Citation: Karl F, Grießhammer A, Üçeyler N and Sommer C (2017) Differential Impact of miR-21 on Pain and Associated Affective and Cognitive Behavior after Spared Nerve Injury in B7-H1 ko Mouse. Front. Mol. Neurosci. 10:219. doi: 10.3389/fnmol.2017.00219
Received: 11 April 2017; Accepted: 26 June 2017;
Published: 11 July 2017.
Edited by:Hermona Soreq, Hebrew University of Jerusalem, Israel
Reviewed by:Atsushi Sakai, Nippon Medical School, Japan
Sangsu Bang, Duke University, United States
Copyright © 2017 Karl, Grießhammer, Üçeyler and Sommer. This is an open-access article distributed under the terms of the Creative Commons Attribution License (CC BY). The use, distribution or reproduction in other forums is permitted, provided the original author(s) or licensor are credited and that the original publication in this journal is cited, in accordance with accepted academic practice. No use, distribution or reproduction is permitted which does not comply with these terms.

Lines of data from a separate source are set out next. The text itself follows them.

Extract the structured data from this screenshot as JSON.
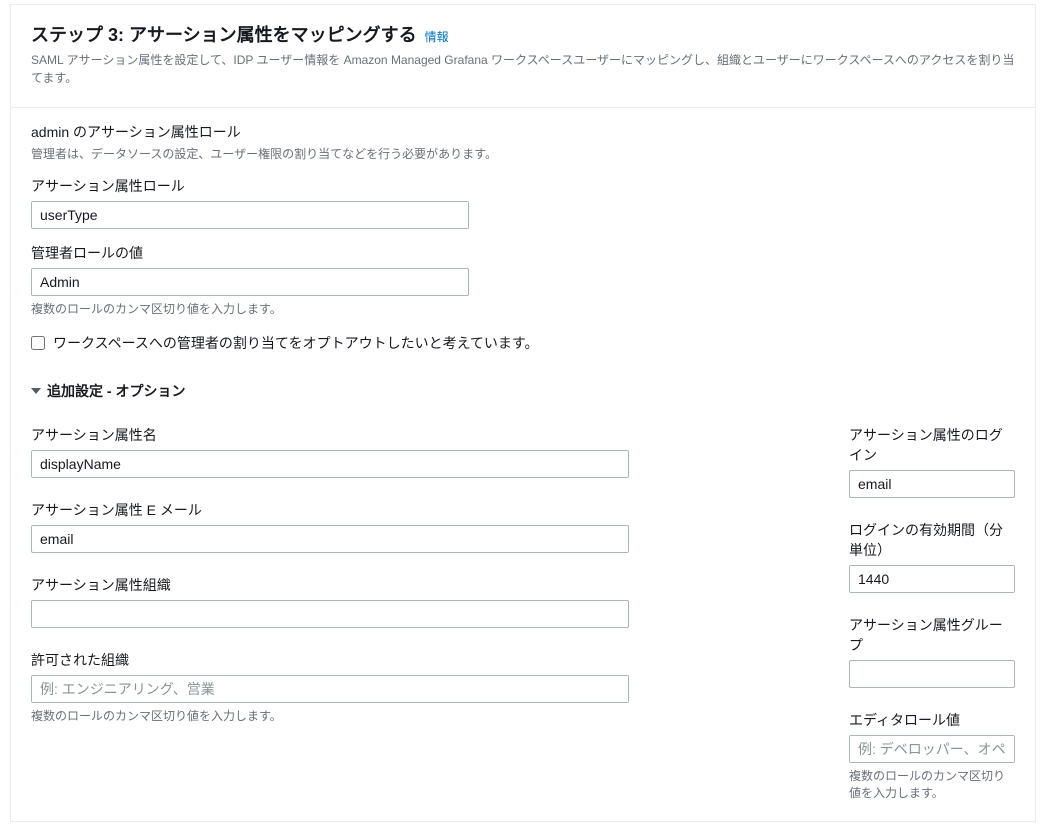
{
  "header": {
    "step_title": "ステップ 3: アサーション属性をマッピングする",
    "info_label": "情報",
    "step_desc": "SAML アサーション属性を設定して、IDP ユーザー情報を Amazon Managed Grafana ワークスペースユーザーにマッピングし、組織とユーザーにワークスペースへのアクセスを割り当てます。"
  },
  "admin_section": {
    "title": "admin のアサーション属性ロール",
    "desc": "管理者は、データソースの設定、ユーザー権限の割り当てなどを行う必要があります。",
    "role_label": "アサーション属性ロール",
    "role_value": "userType",
    "admin_value_label": "管理者ロールの値",
    "admin_value": "Admin",
    "admin_value_hint": "複数のロールのカンマ区切り値を入力します。",
    "optout_label": "ワークスペースへの管理者の割り当てをオプトアウトしたいと考えています。"
  },
  "expander": {
    "label": "追加設定 - オプション"
  },
  "left": {
    "attr_name_label": "アサーション属性名",
    "attr_name_value": "displayName",
    "attr_email_label": "アサーション属性 E メール",
    "attr_email_value": "email",
    "attr_org_label": "アサーション属性組織",
    "attr_org_value": "",
    "allowed_org_label": "許可された組織",
    "allowed_org_placeholder": "例: エンジニアリング、営業",
    "allowed_org_hint": "複数のロールのカンマ区切り値を入力します。"
  },
  "right": {
    "attr_login_label": "アサーション属性のログイン",
    "attr_login_value": "email",
    "login_duration_label": "ログインの有効期間（分単位）",
    "login_duration_value": "1440",
    "attr_group_label": "アサーション属性グループ",
    "attr_group_value": "",
    "editor_value_label": "エディタロール値",
    "editor_value_placeholder": "例: デベロッパー、オペレーター",
    "editor_value_hint": "複数のロールのカンマ区切り値を入力します。"
  }
}
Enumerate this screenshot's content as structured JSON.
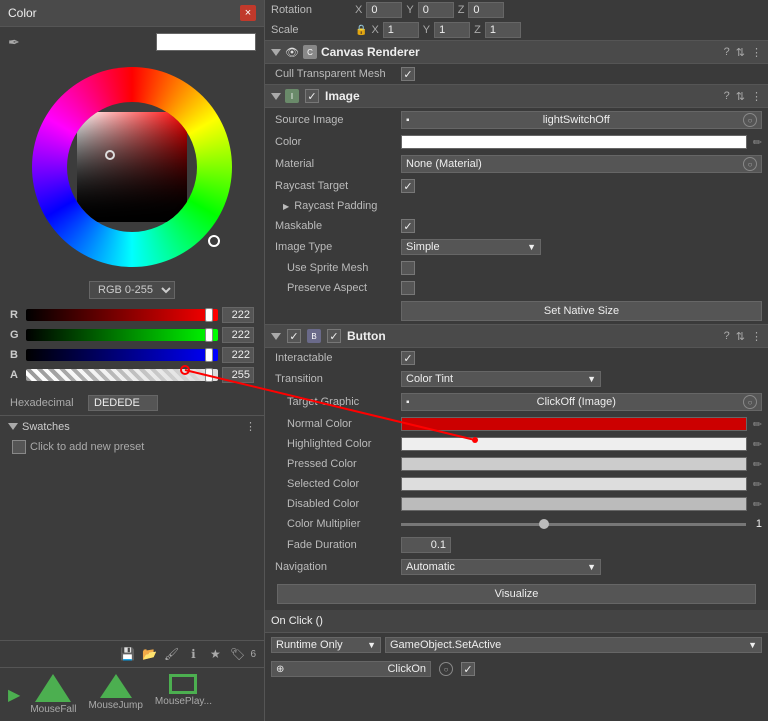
{
  "colorPicker": {
    "title": "Color",
    "closeBtn": "×",
    "rgbMode": "RGB 0-255",
    "sliders": {
      "r": {
        "label": "R",
        "value": "222"
      },
      "g": {
        "label": "G",
        "value": "222"
      },
      "b": {
        "label": "B",
        "value": "222"
      },
      "a": {
        "label": "A",
        "value": "255"
      }
    },
    "hexLabel": "Hexadecimal",
    "hexValue": "DEDEDE",
    "swatches": {
      "title": "Swatches",
      "addPreset": "Click to add new preset"
    }
  },
  "inspector": {
    "rotation": {
      "label": "Rotation",
      "x": "0",
      "y": "0",
      "z": "0"
    },
    "scale": {
      "label": "Scale",
      "x": "1",
      "y": "1",
      "z": "1"
    },
    "canvasRenderer": {
      "title": "Canvas Renderer",
      "cullLabel": "Cull Transparent Mesh"
    },
    "image": {
      "title": "Image",
      "sourceImageLabel": "Source Image",
      "sourceImageValue": "lightSwitchOff",
      "colorLabel": "Color",
      "materialLabel": "Material",
      "materialValue": "None (Material)",
      "raycastTargetLabel": "Raycast Target",
      "raycastPaddingLabel": "Raycast Padding",
      "maskableLabel": "Maskable",
      "imageTypeLabel": "Image Type",
      "imageTypeValue": "Simple",
      "useSpriteMeshLabel": "Use Sprite Mesh",
      "preserveAspectLabel": "Preserve Aspect",
      "setNativeSizeBtn": "Set Native Size"
    },
    "button": {
      "title": "Button",
      "interactableLabel": "Interactable",
      "transitionLabel": "Transition",
      "transitionValue": "Color Tint",
      "targetGraphicLabel": "Target Graphic",
      "targetGraphicValue": "ClickOff (Image)",
      "normalColorLabel": "Normal Color",
      "highlightedColorLabel": "Highlighted Color",
      "pressedColorLabel": "Pressed Color",
      "selectedColorLabel": "Selected Color",
      "disabledColorLabel": "Disabled Color",
      "colorMultiplierLabel": "Color Multiplier",
      "colorMultiplierValue": "1",
      "fadeDurationLabel": "Fade Duration",
      "fadeDurationValue": "0.1",
      "navigationLabel": "Navigation",
      "navigationValue": "Automatic",
      "visualizeBtn": "Visualize"
    },
    "onClick": {
      "title": "On Click ()",
      "runtimeOnly": "Runtime Only",
      "method": "GameObject.SetActive",
      "objectValue": "ClickOn"
    }
  },
  "sceneItems": [
    {
      "label": "MouseFall"
    },
    {
      "label": "MouseJump"
    },
    {
      "label": "MousePlay..."
    }
  ],
  "icons": {
    "close": "×",
    "eyedropper": "✏",
    "questionMark": "?",
    "settings": "≡",
    "menu": "⋮",
    "eye": "👁",
    "lock": "🔒"
  }
}
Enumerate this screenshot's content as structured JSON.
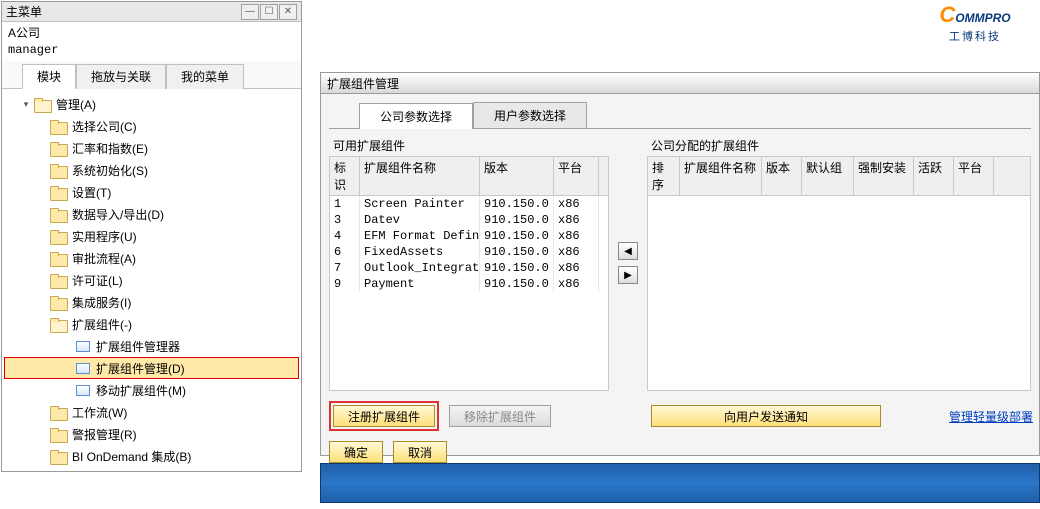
{
  "main_menu": {
    "title": "主菜单",
    "company": "A公司",
    "user": "manager",
    "tabs": [
      "模块",
      "拖放与关联",
      "我的菜单"
    ],
    "root": "管理(A)",
    "items": [
      "选择公司(C)",
      "汇率和指数(E)",
      "系统初始化(S)",
      "设置(T)",
      "数据导入/导出(D)",
      "实用程序(U)",
      "审批流程(A)",
      "许可证(L)",
      "集成服务(I)",
      "扩展组件(-)",
      "工作流(W)",
      "警报管理(R)",
      "BI OnDemand 集成(B)"
    ],
    "ext_children": [
      "扩展组件管理器",
      "扩展组件管理(D)",
      "移动扩展组件(M)"
    ]
  },
  "content": {
    "title": "扩展组件管理",
    "tabs": [
      "公司参数选择",
      "用户参数选择"
    ],
    "left": {
      "title": "可用扩展组件",
      "headers": [
        "标识",
        "扩展组件名称",
        "版本",
        "平台"
      ],
      "rows": [
        {
          "id": "1",
          "name": "Screen Painter",
          "ver": "910.150.0",
          "plat": "x86"
        },
        {
          "id": "3",
          "name": "Datev",
          "ver": "910.150.0",
          "plat": "x86"
        },
        {
          "id": "4",
          "name": "EFM Format Defini",
          "ver": "910.150.0",
          "plat": "x86"
        },
        {
          "id": "6",
          "name": "FixedAssets",
          "ver": "910.150.0",
          "plat": "x86"
        },
        {
          "id": "7",
          "name": "Outlook_Integrati",
          "ver": "910.150.0",
          "plat": "x86"
        },
        {
          "id": "9",
          "name": "Payment",
          "ver": "910.150.0",
          "plat": "x86"
        }
      ]
    },
    "right": {
      "title": "公司分配的扩展组件",
      "headers": [
        "排序",
        "扩展组件名称",
        "版本",
        "默认组",
        "强制安装",
        "活跃",
        "平台"
      ]
    },
    "buttons": {
      "register": "注册扩展组件",
      "remove": "移除扩展组件",
      "notify": "向用户发送通知",
      "ok": "确定",
      "cancel": "取消"
    },
    "link": "管理轻量级部署"
  },
  "logo": {
    "brand": "COMMPRO",
    "sub": "工博科技"
  }
}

*Correspondence: Claudia Sommer, email@example.com
† Joint senior authorship.